"Had I really succeeded at anything else, I might never have found the determination to succeed in the one area where I truly belonged. I was set free, because my greatest fear had been realized, and I was still alive, and I still had a daughter whom I adored, and I had an old typewriter, and a big idea.
"And so rock bottom became a solid foundation on which I rebuilt my life.”
The best leaders I know are super aware of their impact. How they show up, the energy they bring, the way they respond to challenges are all conscious decisions because they know that their energy dictates not only how their work and life will unfold but how everyone else will behave around them.
At Upping Your Elvis, we help businesses bring energy to all that they do. Part of this journey involves training people to be great creative facilitators. The first thing we do is help them realise the importance of how they show up.

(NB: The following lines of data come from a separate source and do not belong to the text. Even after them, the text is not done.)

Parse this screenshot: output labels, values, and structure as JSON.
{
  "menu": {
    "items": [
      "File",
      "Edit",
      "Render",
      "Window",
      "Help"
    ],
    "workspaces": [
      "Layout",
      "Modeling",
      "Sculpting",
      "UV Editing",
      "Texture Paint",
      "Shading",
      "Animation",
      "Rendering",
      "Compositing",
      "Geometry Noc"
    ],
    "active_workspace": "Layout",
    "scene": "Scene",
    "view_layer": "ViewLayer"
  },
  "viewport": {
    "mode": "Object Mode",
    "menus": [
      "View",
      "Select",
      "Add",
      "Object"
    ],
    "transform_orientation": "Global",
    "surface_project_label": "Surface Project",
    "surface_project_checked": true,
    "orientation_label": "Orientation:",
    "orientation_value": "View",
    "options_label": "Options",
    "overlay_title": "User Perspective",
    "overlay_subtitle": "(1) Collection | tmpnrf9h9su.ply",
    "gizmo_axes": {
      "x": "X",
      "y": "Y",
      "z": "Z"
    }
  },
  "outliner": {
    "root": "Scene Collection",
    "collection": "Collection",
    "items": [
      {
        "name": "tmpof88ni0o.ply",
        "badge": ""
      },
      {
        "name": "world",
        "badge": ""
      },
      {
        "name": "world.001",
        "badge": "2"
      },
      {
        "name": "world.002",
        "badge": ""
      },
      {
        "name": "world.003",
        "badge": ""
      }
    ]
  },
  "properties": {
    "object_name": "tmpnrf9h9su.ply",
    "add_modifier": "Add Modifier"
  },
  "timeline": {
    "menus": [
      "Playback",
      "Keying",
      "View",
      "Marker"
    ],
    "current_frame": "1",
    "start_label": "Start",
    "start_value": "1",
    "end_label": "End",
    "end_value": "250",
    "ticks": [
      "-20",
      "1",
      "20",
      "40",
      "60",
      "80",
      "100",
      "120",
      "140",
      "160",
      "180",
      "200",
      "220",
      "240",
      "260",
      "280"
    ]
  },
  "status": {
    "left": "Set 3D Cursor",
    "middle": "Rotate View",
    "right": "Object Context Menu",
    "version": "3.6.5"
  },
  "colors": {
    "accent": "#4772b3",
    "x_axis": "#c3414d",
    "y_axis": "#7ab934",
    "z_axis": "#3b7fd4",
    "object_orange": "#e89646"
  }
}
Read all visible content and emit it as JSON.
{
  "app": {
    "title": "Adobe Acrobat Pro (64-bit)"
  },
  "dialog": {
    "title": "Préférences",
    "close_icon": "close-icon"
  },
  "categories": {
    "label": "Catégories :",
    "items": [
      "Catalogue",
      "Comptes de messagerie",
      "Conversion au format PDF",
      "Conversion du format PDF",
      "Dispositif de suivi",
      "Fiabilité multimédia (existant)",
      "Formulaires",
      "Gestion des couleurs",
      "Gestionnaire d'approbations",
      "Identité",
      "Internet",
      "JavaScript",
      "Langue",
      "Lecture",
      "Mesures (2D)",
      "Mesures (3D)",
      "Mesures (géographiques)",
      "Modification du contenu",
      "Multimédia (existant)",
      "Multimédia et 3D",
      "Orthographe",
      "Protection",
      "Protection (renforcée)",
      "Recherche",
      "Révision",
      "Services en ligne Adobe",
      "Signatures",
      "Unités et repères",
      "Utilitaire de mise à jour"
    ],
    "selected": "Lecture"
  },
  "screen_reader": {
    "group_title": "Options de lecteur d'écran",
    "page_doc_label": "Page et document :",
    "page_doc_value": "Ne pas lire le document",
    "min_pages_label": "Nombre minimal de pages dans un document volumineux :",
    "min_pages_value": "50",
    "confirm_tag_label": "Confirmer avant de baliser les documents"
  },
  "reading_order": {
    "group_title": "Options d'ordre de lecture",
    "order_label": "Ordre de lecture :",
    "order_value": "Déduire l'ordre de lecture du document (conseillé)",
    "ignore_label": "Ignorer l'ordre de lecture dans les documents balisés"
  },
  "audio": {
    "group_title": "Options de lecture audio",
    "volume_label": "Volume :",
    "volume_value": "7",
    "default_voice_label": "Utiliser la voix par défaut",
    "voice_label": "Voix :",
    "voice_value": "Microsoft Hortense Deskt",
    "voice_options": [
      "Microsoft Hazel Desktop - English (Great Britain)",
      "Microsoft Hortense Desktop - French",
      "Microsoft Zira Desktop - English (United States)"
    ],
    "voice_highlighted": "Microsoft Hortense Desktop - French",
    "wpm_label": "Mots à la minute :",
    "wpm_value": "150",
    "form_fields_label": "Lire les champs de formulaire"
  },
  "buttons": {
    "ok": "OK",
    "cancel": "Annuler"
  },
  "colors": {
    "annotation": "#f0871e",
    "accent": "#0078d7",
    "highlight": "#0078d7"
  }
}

Creativity feeds off a sense of possibility, an openness to explore, a permission to express, to make new connections…to play. These are all behavioural traits. If you want people to embody these things, you need to go first. To quote Ghandi: “Be the change you want to see”.
Oprah Winfrey was once asked what she wished she had learnt earlier in life and her answer was ‘I wish I had known how to distinguish radiators from drains’. Not the plumbing kind but the people kind.
Radiators beam warmth, kindness, love, happiness and enthusiasm. They smile when you walk into a room, are genuinely interested in others and make you feel good about yourself. Radiators bring out the very best in people.
Drains have a more negative outlook on life and their glass is always half-empty…when they walk in the room, the hope leaves it!
And to add to the rewards, research has proven time and again that optimism is good for your health - you recover better from surgery, have stronger immune systems and live longer.
We have a choice how we look at life, but only if we have awareness. If you’re aware you can ask yourself the fantastic question ‘what’s needed here’? You can then make the conscious decision to radiate the behaviour and energy that would be most useful in that situation.
When it comes to leading a creative session or a creative culture for that matter, embodying positivity both physically and mentally is the key to success.
Martha Washington, former First Lady of the United States, summed up this learning in the 18th Century “I am still determined to be cheerful and happy, in whatever situation I may be; for I have also learned from experience that the greater part of our happiness or misery depends upon our dispositions, and not upon our circumstances.”
I’ve been in creative sessions before now which have started with the boss coming into the room and announcing that ‘If we don’t solve this problem then we’re all screwed!’ I don’t know about you, but I find my creative sphincter puckers up in these situations.
It’s easy to be positive when things are all moving along nicely. It’s when the shit hits the fan that it’s important to embody hope and positivity because only then can you come up with exciting, fresh, creative solutions.
So, my top tip is this. Get into the habit of taking a deep breath before you walk into the office, meeting room or arrive home. It will slow everything down, feed your brain oxygen and give you a little clarity.
With this awareness, check in with how you’re feeling. Is this the behaviour and energy you want to radiate? If it’s not (you can always fine tune it), change it. It’s that simple.
Life’s too short to be a miserable fucker.
There are many things you cannot control, but one that you can is how you show up. Make the effort and surprise yourself with the power and the sense of possibility it generates.
Jim Lusty is a partner at Upping Your Elvis, helping businesses become more human, energetic and creative.
Life’s Too Short To Be A Miserable F***er – Stay Positive